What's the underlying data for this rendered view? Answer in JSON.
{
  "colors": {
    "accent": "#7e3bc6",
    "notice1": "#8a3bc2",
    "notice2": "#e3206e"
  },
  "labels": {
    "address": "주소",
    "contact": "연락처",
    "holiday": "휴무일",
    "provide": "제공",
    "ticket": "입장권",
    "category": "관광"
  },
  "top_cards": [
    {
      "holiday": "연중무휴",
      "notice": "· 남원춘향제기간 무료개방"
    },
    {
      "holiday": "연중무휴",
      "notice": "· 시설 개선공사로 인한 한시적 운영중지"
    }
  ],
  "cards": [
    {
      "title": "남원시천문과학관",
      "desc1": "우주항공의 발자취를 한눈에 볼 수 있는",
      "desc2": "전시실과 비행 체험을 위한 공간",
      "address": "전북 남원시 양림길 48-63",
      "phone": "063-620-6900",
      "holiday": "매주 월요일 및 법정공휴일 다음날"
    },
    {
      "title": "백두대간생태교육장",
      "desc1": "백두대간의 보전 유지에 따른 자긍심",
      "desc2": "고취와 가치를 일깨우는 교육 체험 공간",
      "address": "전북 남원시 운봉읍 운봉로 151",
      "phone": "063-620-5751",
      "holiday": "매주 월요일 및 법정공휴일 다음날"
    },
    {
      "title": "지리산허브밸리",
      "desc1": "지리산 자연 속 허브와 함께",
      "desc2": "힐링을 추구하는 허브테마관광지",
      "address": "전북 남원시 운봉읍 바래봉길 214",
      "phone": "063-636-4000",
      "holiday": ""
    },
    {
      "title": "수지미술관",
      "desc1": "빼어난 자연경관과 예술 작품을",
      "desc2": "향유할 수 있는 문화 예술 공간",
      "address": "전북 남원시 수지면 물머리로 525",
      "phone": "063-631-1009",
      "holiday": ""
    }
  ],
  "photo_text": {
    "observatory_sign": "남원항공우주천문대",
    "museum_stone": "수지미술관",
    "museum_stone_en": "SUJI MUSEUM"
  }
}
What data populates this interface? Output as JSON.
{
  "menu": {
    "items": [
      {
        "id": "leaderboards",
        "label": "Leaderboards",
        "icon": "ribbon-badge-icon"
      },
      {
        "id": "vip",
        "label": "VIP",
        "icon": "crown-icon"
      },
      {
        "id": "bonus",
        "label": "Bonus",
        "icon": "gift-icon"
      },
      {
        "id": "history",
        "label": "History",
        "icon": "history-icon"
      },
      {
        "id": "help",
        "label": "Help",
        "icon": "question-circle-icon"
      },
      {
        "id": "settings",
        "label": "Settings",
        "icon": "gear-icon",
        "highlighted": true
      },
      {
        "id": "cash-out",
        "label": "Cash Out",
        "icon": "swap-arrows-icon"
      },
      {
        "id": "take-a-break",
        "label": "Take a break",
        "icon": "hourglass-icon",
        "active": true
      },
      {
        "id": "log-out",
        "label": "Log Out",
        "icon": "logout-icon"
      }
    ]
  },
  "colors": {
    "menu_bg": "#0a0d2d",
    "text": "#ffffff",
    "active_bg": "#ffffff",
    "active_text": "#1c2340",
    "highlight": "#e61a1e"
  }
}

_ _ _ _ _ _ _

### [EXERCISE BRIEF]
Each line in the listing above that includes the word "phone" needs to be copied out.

### [YOUR SOLUTION]
      "phone": "063-620-6900",
      "phone": "063-620-5751",
      "phone": "063-636-4000",
      "phone": "063-631-1009",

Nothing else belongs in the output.